(Data provided begins)

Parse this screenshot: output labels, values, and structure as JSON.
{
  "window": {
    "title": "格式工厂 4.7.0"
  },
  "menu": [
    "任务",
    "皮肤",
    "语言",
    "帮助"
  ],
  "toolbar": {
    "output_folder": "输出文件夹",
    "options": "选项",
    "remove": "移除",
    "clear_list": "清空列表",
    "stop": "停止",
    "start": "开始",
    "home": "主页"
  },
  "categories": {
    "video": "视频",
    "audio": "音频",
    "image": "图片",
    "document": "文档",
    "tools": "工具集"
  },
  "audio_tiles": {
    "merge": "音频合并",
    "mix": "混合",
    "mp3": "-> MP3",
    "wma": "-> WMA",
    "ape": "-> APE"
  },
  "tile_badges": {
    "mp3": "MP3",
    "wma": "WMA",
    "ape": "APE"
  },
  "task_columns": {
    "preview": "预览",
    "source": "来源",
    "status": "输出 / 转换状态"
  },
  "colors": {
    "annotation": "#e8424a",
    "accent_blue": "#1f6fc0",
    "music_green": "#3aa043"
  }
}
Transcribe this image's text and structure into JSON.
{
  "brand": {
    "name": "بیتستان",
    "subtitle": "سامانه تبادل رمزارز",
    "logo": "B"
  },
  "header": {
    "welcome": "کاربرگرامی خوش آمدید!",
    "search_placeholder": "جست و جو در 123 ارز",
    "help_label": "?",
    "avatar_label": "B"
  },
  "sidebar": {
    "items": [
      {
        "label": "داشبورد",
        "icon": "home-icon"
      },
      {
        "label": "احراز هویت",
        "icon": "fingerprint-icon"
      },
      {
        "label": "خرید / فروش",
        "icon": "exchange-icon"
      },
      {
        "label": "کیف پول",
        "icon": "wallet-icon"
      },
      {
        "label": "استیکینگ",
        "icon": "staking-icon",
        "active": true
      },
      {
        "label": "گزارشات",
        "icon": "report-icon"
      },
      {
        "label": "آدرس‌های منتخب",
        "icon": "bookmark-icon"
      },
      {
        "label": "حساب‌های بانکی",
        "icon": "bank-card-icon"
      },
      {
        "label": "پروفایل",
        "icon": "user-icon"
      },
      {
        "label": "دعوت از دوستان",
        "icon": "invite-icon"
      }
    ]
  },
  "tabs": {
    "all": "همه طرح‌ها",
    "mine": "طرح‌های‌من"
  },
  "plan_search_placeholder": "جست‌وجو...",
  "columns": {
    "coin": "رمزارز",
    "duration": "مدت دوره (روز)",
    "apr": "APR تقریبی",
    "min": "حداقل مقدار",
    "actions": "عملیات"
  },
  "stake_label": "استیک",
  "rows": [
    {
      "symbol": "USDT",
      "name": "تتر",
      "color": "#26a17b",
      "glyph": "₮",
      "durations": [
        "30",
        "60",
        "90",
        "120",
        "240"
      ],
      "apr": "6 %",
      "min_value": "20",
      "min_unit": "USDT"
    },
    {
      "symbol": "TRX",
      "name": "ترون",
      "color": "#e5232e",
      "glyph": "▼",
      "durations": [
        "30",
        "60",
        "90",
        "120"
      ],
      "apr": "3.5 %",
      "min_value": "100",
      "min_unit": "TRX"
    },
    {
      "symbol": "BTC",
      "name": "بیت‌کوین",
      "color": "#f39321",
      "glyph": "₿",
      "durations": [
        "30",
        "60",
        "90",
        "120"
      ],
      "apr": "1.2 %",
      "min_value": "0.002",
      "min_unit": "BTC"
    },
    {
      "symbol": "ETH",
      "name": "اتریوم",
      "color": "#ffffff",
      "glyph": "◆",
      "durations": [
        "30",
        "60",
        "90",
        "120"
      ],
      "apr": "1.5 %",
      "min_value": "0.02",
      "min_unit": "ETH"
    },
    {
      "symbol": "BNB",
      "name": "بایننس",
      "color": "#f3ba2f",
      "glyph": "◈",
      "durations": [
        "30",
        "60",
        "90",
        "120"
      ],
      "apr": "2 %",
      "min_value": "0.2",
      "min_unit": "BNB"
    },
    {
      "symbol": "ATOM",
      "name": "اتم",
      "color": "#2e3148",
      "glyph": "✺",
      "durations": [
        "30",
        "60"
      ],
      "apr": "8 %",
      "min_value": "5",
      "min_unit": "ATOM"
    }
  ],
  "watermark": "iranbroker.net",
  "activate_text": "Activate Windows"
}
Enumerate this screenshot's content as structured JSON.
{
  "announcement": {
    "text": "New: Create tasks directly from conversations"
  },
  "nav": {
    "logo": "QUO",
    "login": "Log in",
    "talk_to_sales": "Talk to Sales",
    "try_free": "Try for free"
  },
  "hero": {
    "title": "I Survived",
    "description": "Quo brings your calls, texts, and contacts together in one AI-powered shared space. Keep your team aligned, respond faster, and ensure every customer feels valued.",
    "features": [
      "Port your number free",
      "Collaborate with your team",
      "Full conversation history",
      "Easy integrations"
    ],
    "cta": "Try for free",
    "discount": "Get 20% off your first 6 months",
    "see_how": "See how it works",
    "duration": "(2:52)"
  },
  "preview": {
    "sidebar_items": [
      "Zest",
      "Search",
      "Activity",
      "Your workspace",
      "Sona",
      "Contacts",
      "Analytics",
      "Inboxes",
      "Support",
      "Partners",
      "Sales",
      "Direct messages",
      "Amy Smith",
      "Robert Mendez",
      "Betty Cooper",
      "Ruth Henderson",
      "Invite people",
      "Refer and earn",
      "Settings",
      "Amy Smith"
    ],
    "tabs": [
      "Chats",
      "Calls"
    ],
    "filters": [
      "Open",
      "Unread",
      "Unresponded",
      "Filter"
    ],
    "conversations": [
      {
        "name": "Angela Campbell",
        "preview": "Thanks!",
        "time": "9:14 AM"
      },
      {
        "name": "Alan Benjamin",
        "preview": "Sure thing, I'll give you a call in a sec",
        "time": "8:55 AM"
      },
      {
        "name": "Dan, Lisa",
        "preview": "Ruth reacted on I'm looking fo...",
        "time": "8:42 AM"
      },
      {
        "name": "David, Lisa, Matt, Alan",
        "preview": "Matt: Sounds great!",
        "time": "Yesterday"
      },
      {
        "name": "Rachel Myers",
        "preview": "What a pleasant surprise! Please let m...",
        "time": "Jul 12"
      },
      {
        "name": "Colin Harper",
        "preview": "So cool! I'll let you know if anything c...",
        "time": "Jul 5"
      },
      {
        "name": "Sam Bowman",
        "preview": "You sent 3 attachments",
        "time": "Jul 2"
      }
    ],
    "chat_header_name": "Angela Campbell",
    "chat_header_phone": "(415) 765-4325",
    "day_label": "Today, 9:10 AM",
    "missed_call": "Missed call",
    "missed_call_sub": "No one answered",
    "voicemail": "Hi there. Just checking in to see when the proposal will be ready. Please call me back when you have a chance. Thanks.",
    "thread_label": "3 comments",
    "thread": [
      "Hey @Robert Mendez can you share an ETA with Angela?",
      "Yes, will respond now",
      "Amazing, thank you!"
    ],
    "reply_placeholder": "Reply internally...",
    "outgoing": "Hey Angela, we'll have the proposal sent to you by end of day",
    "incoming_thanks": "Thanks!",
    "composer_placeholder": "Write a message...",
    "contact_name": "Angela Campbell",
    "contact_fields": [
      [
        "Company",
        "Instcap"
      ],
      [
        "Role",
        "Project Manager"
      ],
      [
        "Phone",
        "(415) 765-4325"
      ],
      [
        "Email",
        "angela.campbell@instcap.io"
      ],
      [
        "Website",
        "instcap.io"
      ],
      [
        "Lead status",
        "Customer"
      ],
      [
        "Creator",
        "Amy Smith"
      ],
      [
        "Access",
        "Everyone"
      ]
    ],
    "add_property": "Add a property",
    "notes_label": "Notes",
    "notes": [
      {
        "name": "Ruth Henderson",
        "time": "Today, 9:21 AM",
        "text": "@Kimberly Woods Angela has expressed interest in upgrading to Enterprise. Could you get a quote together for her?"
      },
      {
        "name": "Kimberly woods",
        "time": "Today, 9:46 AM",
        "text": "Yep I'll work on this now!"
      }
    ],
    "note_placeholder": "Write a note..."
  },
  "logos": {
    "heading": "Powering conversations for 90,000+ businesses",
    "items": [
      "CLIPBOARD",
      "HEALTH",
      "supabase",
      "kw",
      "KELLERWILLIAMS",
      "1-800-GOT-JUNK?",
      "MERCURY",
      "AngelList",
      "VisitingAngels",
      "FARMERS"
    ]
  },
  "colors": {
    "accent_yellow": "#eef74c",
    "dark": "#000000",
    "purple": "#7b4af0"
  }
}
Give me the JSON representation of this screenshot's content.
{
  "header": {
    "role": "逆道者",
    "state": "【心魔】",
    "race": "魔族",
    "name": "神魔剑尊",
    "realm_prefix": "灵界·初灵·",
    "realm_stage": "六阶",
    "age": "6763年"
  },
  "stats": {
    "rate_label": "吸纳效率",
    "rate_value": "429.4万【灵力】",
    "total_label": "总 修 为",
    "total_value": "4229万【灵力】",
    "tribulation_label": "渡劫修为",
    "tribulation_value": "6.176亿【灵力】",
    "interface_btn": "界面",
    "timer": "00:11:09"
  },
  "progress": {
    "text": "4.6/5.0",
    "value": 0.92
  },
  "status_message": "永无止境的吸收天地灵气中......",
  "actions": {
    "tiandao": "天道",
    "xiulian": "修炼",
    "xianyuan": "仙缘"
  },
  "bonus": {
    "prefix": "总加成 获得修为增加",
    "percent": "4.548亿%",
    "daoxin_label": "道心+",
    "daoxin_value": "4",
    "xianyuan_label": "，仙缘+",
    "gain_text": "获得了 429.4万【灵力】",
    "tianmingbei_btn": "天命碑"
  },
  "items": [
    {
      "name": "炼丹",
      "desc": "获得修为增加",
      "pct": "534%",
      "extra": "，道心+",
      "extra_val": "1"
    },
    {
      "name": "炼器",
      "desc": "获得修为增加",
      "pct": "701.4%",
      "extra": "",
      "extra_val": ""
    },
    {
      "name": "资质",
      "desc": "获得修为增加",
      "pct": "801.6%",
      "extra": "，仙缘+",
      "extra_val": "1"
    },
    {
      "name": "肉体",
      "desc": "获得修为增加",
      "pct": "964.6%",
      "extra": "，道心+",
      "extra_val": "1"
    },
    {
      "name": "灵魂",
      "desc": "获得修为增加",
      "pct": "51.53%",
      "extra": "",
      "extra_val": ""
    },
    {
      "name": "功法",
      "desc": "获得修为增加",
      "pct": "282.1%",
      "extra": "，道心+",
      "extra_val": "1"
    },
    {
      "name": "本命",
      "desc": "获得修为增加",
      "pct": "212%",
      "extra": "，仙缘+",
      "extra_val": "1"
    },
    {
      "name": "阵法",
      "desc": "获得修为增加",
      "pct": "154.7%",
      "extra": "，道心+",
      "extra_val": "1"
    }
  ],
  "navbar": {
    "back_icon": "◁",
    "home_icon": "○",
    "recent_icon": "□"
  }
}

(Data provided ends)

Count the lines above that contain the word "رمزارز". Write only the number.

Response area
2